LEAD was developed from a growing consensus that the war on drugs has failed and that it has disproportionately and unjustly hurt communities of color. In Seattle, individuals diverted into LEAD were up to 60% less likely to be re-arrested.
The new 2-day APD training for officers will focus on three areas. The harm reduction approach emphasizes meeting drug users “where they’re at” and working to reduce the negative health and other consequences associated with drug use, rather than focusing all resources on arrest and cessation. The training on implicit bias addresses how unconscious attitudes and beliefs can affect the everyday judgment and decision-making of police officers. The training on procedural justice emphasizes that having officers treat people with dignity and respect during interactions improves the way people perceive the criminal justice system, increases compliance with the law, and leads to higher regard for police officers and their actions.
“This new training is really about building respect and understanding between our police officers and all the people they come in contact with,” said Ward 1 Council Member Dorcey Applyrs. “This isn’t just about better policing, it’s about building better lives and stronger Albany communities.”

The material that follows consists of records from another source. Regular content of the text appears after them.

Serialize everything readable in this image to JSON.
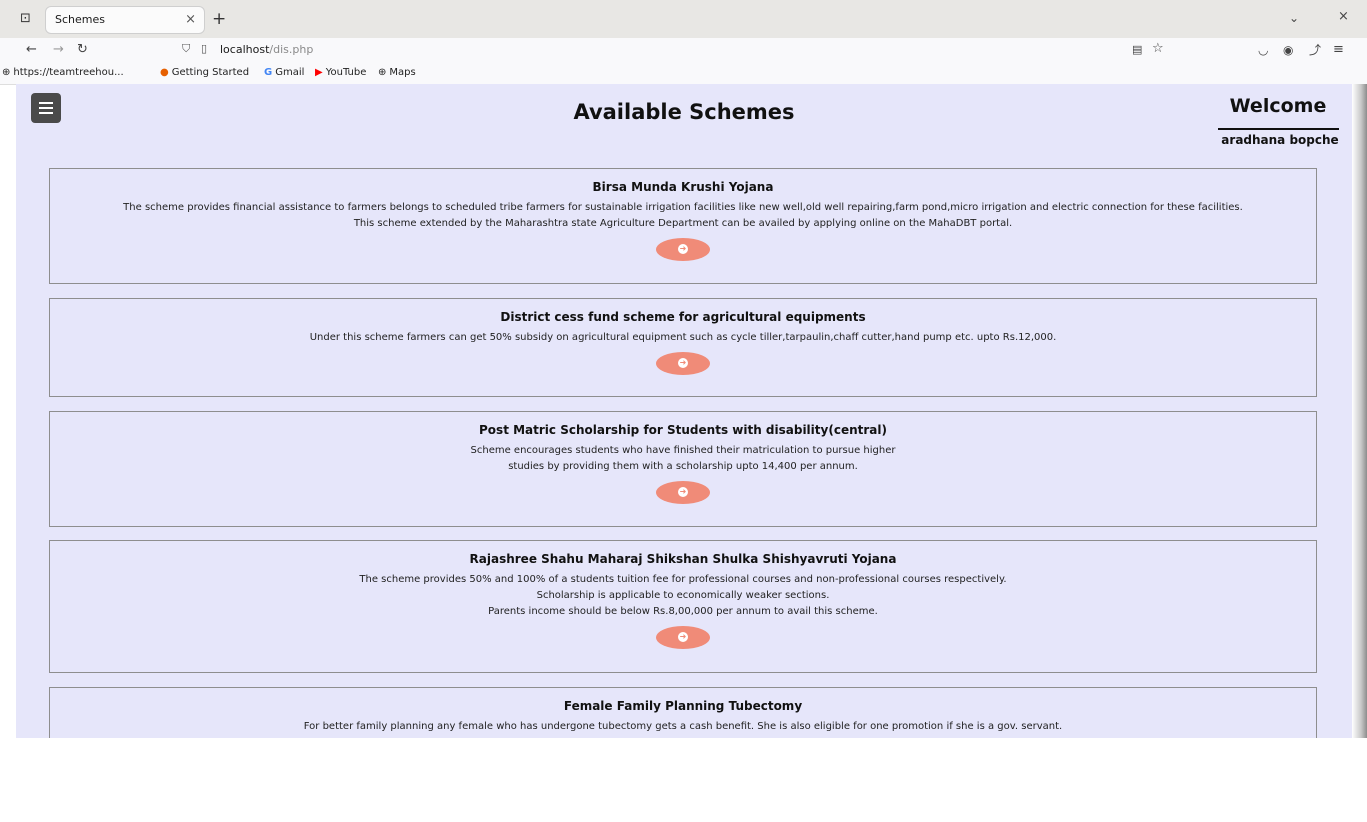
{
  "browser": {
    "tab_list_icon": "tab-list-icon",
    "tab_title": "Schemes",
    "tab_close": "×",
    "new_tab": "+",
    "window_menu": "⌄",
    "window_close": "×",
    "url_host": "localhost",
    "url_path": "/dis.php",
    "bookmarks": [
      {
        "icon": "globe-icon",
        "label": "https://teamtreehou..."
      },
      {
        "icon": "firefox-icon",
        "label": "Getting Started"
      },
      {
        "icon": "google-icon",
        "label": "Gmail"
      },
      {
        "icon": "youtube-icon",
        "label": "YouTube"
      },
      {
        "icon": "globe-icon",
        "label": "Maps"
      }
    ]
  },
  "header": {
    "title": "Available Schemes",
    "welcome": "Welcome",
    "username": "aradhana bopche"
  },
  "schemes": [
    {
      "title": "Birsa Munda Krushi Yojana",
      "lines": [
        "The scheme provides financial assistance to farmers belongs to scheduled tribe farmers for sustainable irrigation facilities like new well,old well repairing,farm pond,micro irrigation and electric connection for these facilities.",
        "This scheme extended by the Maharashtra state Agriculture Department can be availed by applying online on the MahaDBT portal."
      ]
    },
    {
      "title": "District cess fund scheme for agricultural equipments",
      "lines": [
        "Under this scheme farmers can get 50% subsidy on agricultural equipment such as cycle tiller,tarpaulin,chaff cutter,hand pump etc. upto Rs.12,000."
      ]
    },
    {
      "title": "Post Matric Scholarship for Students with disability(central)",
      "lines": [
        "Scheme encourages students who have finished their matriculation to pursue higher",
        "studies by providing them with a scholarship upto 14,400 per annum."
      ]
    },
    {
      "title": "Rajashree Shahu Maharaj Shikshan Shulka Shishyavruti Yojana",
      "lines": [
        "The scheme provides 50% and 100% of a students tuition fee for professional courses and non-professional courses respectively.",
        "Scholarship is applicable to economically weaker sections.",
        "Parents income should be below Rs.8,00,000 per annum to avail this scheme."
      ]
    },
    {
      "title": "Female Family Planning Tubectomy",
      "lines": [
        "For better family planning any female who has undergone tubectomy gets a cash benefit. She is also eligible for one promotion if she is a gov. servant."
      ]
    }
  ]
}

“As a former Albany police officer, I often was in the situation where I knew that treatment for an addiction would be better for everyone – our communities and these individuals – than jail time,” said Ward 4 Common Council Member Kelly Kimbrough. “This step forward will provide police officers today the option of getting people with addictions the treatment they need and prevent crime. That’s a real solution to crime, and I applaud this new direction.”
“For the past 30 years, the Center for Law and Justice has documented and worked to address racial bias and the over-reliance upon incarceration, which has had a devastating impact on our communities,” said Dr. Alice Green, Executive Director of the Center for Law and Justice. “LEAD, as well as implicit bias and procedural justice training for our police department, spell a new day in Albany. These new approaches in our community can move us toward true social justice and public safety.”

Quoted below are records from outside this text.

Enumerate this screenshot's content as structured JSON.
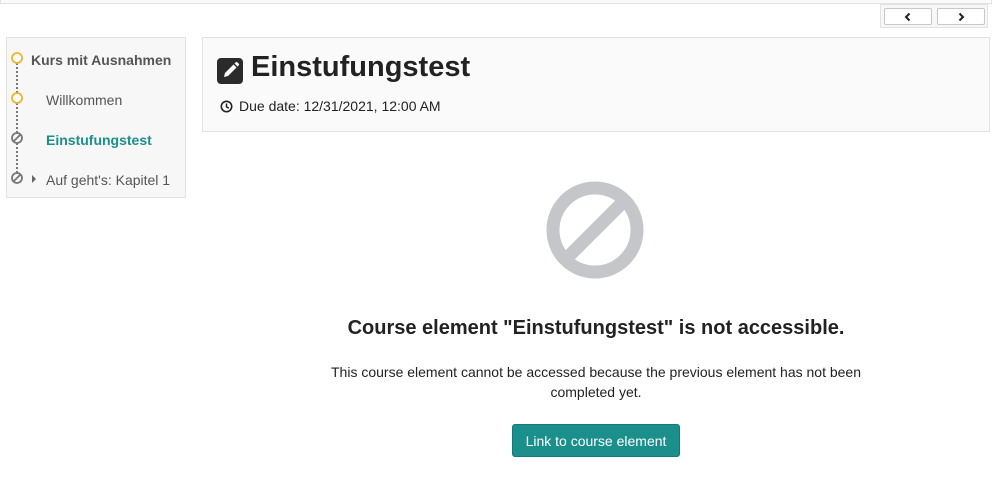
{
  "menu": {
    "root": {
      "label": "Kurs mit Ausnahmen",
      "status": "in-progress"
    },
    "items": [
      {
        "label": "Willkommen",
        "status": "in-progress"
      },
      {
        "label": "Einstufungstest",
        "status": "blocked",
        "active": true
      },
      {
        "label": "Auf geht's: Kapitel 1",
        "status": "blocked",
        "expandable": true
      }
    ]
  },
  "header": {
    "icon": "pencil-square-icon",
    "title": "Einstufungstest",
    "due_label": "Due date: 12/31/2021, 12:00 AM"
  },
  "message": {
    "icon": "blocked-icon",
    "title": "Course element \"Einstufungstest\" is not accessible.",
    "text": "This course element cannot be accessed because the previous element has not been completed yet.",
    "button_label": "Link to course element"
  },
  "colors": {
    "accent": "#1a8f8c",
    "in_progress": "#f0b429",
    "blocked_icon": "#c4c6c9"
  }
}
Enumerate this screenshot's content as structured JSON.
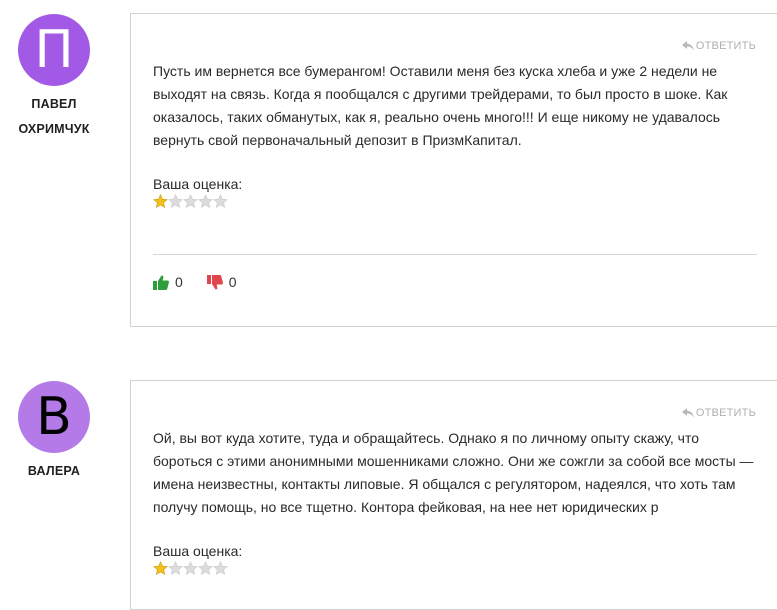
{
  "comments": [
    {
      "avatar_letter": "П",
      "avatar_color": "#a259e6",
      "avatar_text_color": "#ffffff",
      "author_line1": "ПАВЕЛ",
      "author_line2": "ОХРИМЧУК",
      "reply_label": "ОТВЕТИТЬ",
      "text_lines": [
        "Пусть им вернется все бумерангом! Оставили меня без куска хлеба и уже 2 недели не",
        "выходят на связь. Когда я пообщался с другими трейдерами, то был просто в шоке. Как",
        "оказалось, таких обманутых, как я, реально очень много!!! И еще никому не удавалось",
        "вернуть свой первоначальный депозит в ПризмКапитал."
      ],
      "rating_label": "Ваша оценка:",
      "rating": 1,
      "rating_max": 5,
      "likes": "0",
      "dislikes": "0"
    },
    {
      "avatar_letter": "В",
      "avatar_color": "#b47ae8",
      "avatar_text_color": "#000000",
      "author_line1": "ВАЛЕРА",
      "reply_label": "ОТВЕТИТЬ",
      "text_lines": [
        "Ой, вы вот куда хотите, туда и обращайтесь. Однако я по личному опыту скажу, что",
        "бороться с этими анонимными мошенниками сложно. Они же сожгли за собой все мосты —",
        "имена неизвестны, контакты липовые. Я общался с регулятором, надеялся, что хоть там",
        "получу помощь, но все тщетно. Контора фейковая, на нее нет юридических р"
      ],
      "rating_label": "Ваша оценка:",
      "rating": 1,
      "rating_max": 5
    }
  ],
  "colors": {
    "like": "#2e9e3a",
    "dislike": "#e0474c",
    "star_filled": "#f2c21a",
    "star_empty": "#dcdcdc"
  }
}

“The Touhey Foundation is pleased to support Albany’s efforts to move away from arrest and incarceration, and toward a more community-centered approach to law enforcement and social justice for all its citizens,” said Charles Touhey, Director of the Touhey Family Foundation, which addresses underserved communities who are affected by social inequities and supports initiatives around social justice in Albany. “We hope this commitment will inspire other local foundations to also support this important initiative.”
“Across the country, there’s a strong and growing bi-partisan consensus that it’s time to end the war on drugs and mass incarceration,” said gabriel sayegh of the LEAD National Support Bureau. “But the federal government or the state governments have been too slow to show us the way out of this failed war, so cities are leading the way. With this big step forward in the LEAD program, Albany is set to become a national leader in developing innovative approaches to advance community health, safety, and equity.”

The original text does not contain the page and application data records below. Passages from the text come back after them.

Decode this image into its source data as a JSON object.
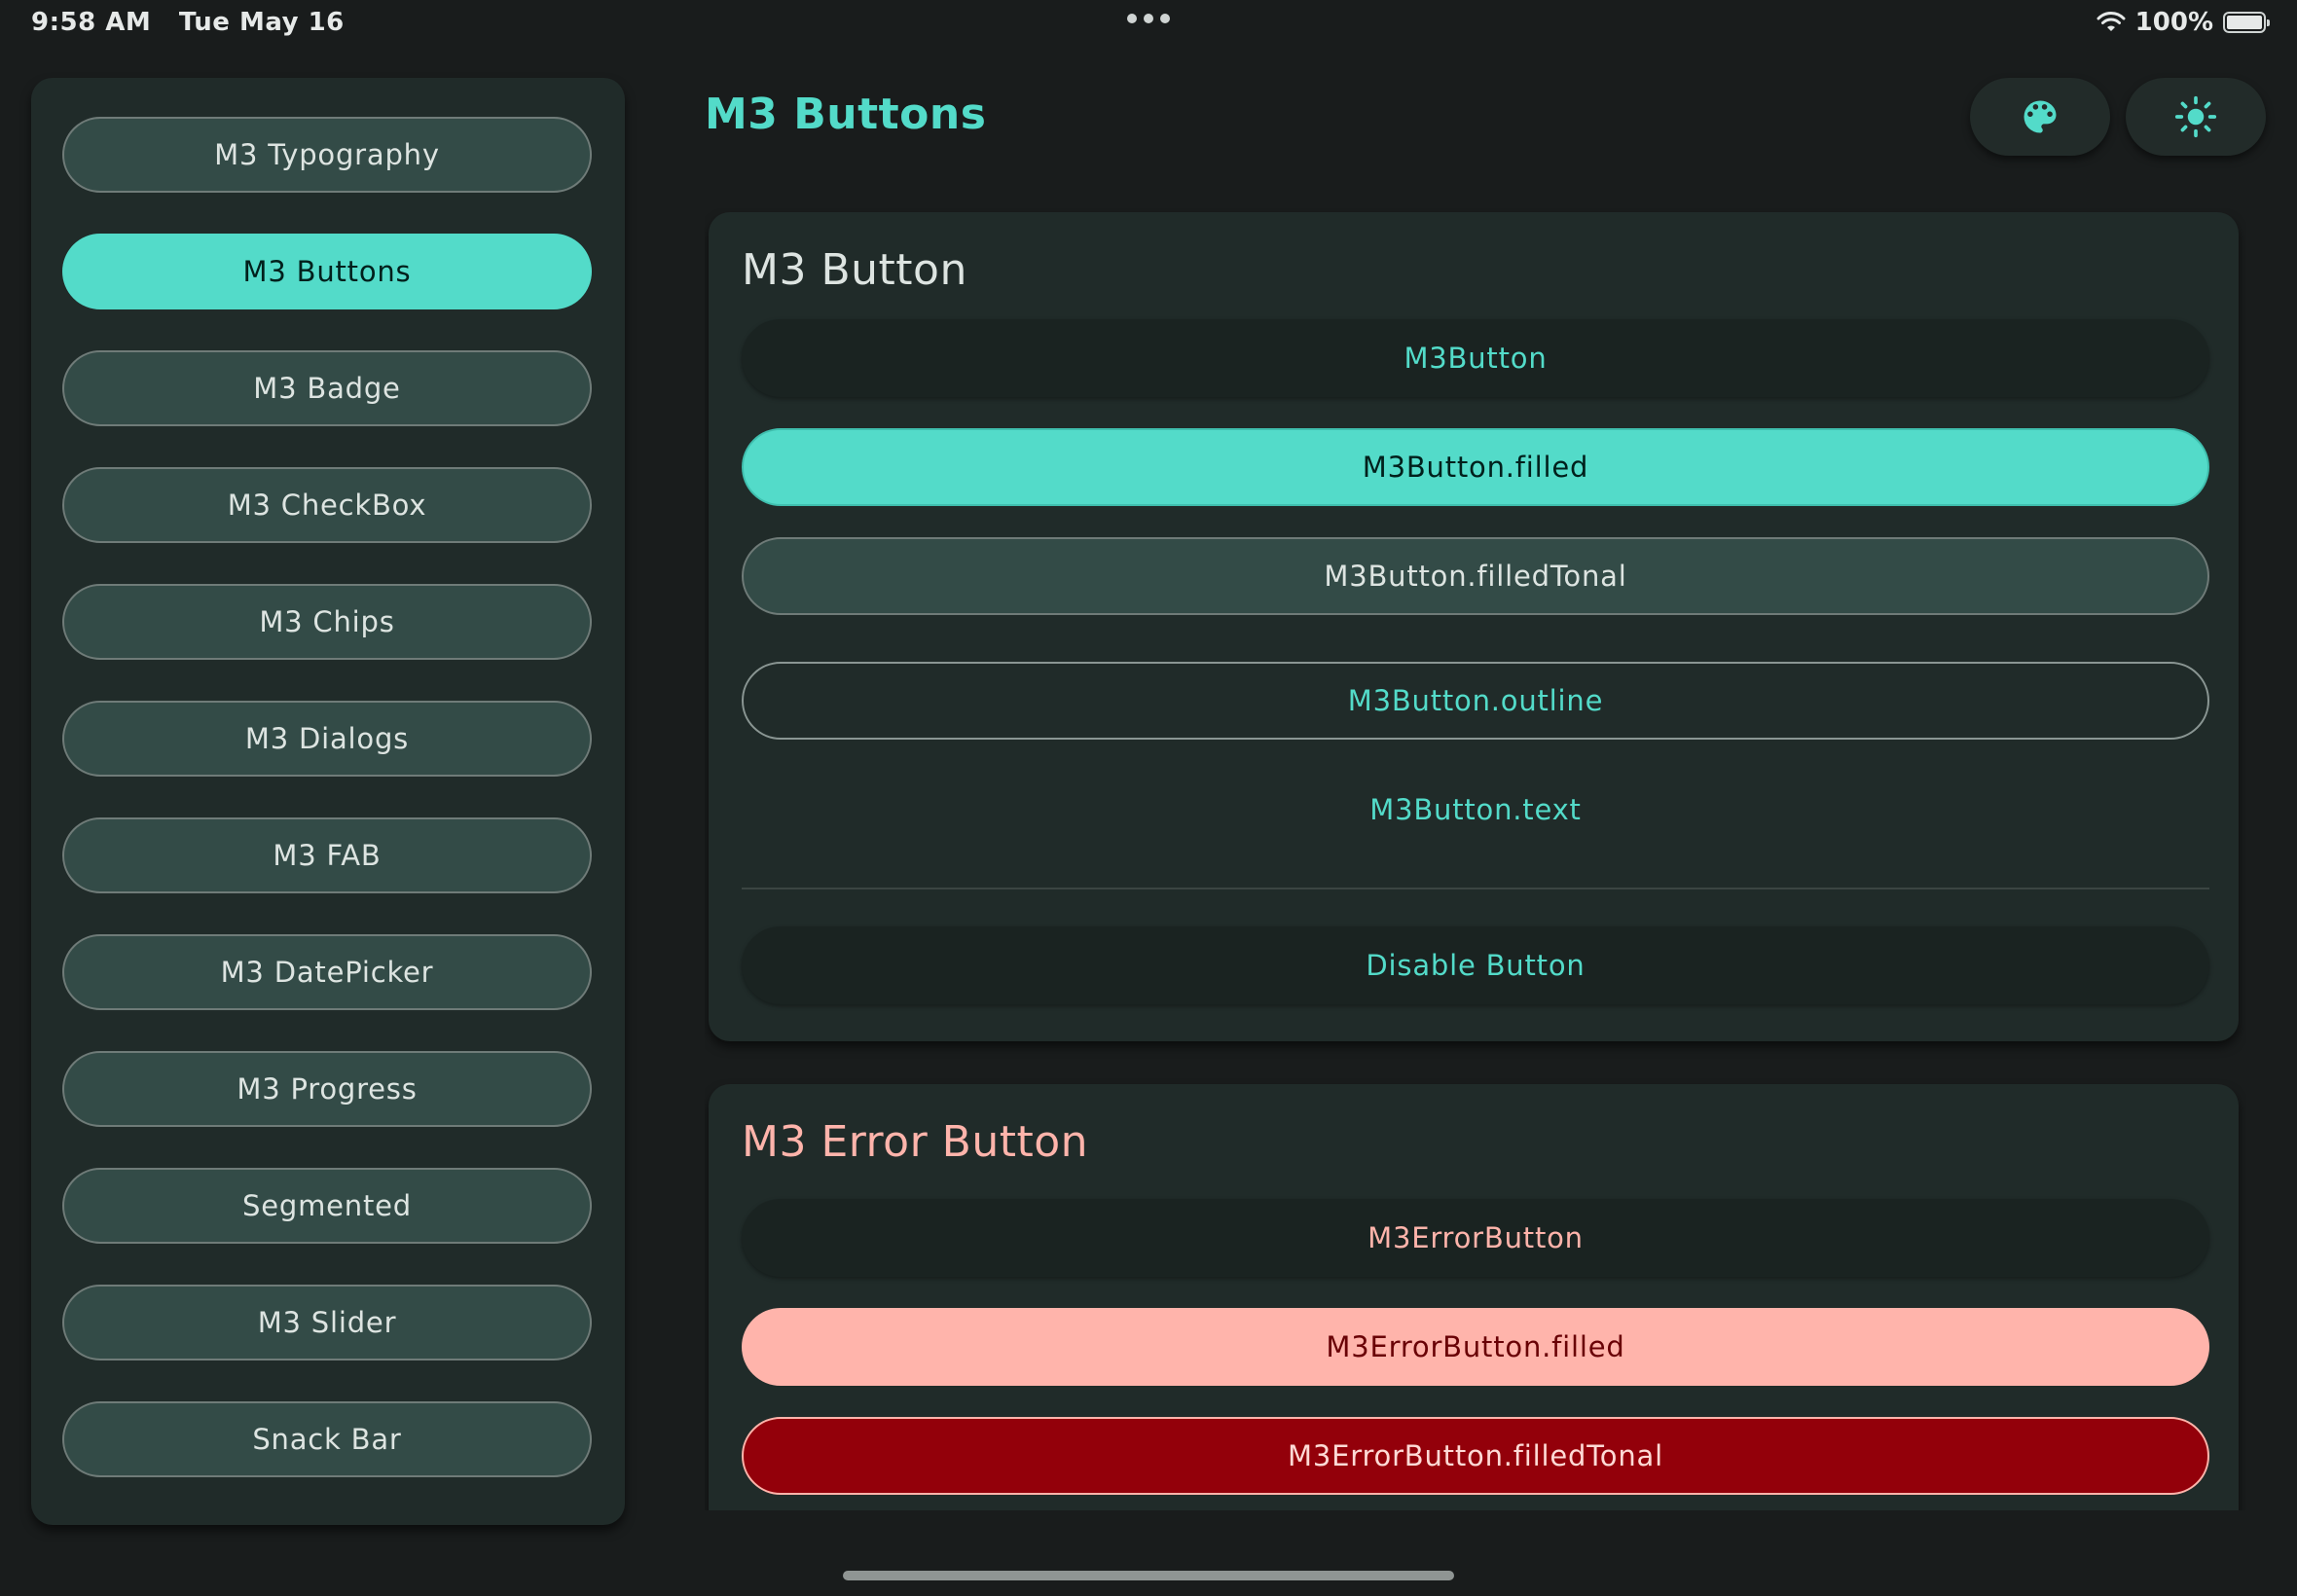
{
  "status_bar": {
    "time": "9:58 AM",
    "date": "Tue May 16",
    "battery": "100%"
  },
  "sidebar": {
    "items": [
      {
        "label": "M3 Typography",
        "active": false
      },
      {
        "label": "M3 Buttons",
        "active": true
      },
      {
        "label": "M3 Badge",
        "active": false
      },
      {
        "label": "M3 CheckBox",
        "active": false
      },
      {
        "label": "M3 Chips",
        "active": false
      },
      {
        "label": "M3 Dialogs",
        "active": false
      },
      {
        "label": "M3 FAB",
        "active": false
      },
      {
        "label": "M3 DatePicker",
        "active": false
      },
      {
        "label": "M3 Progress",
        "active": false
      },
      {
        "label": "Segmented",
        "active": false
      },
      {
        "label": "M3 Slider",
        "active": false
      },
      {
        "label": "Snack Bar",
        "active": false
      }
    ]
  },
  "header": {
    "title": "M3 Buttons",
    "actions": [
      {
        "icon": "palette-icon"
      },
      {
        "icon": "sun-icon"
      }
    ]
  },
  "button_section": {
    "title": "M3 Button",
    "buttons": {
      "elevated": "M3Button",
      "filled": "M3Button.filled",
      "filled_tonal": "M3Button.filledTonal",
      "outline": "M3Button.outline",
      "text": "M3Button.text"
    },
    "disable_button": "Disable Button"
  },
  "error_section": {
    "title": "M3 Error Button",
    "buttons": {
      "elevated": "M3ErrorButton",
      "filled": "M3ErrorButton.filled",
      "filled_tonal": "M3ErrorButton.filledTonal"
    }
  },
  "colors": {
    "primary": "#53dbc9",
    "background": "#191c1c",
    "surface": "#202b29",
    "secondary_container": "#334b47",
    "error": "#ffb4ab",
    "error_container": "#93000a"
  }
}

Chartered in 1686, the City of Albany is the oldest continuously chartered city in the United States, and has been the State Capital since 1797. Although the City is the seat of State Government and a thriving center of education, culture and commerce, its real spirit lies in its diverse and vibrant neighborhoods. In January 2014 Kathy M. Sheehan became the City’s 75th Mayor.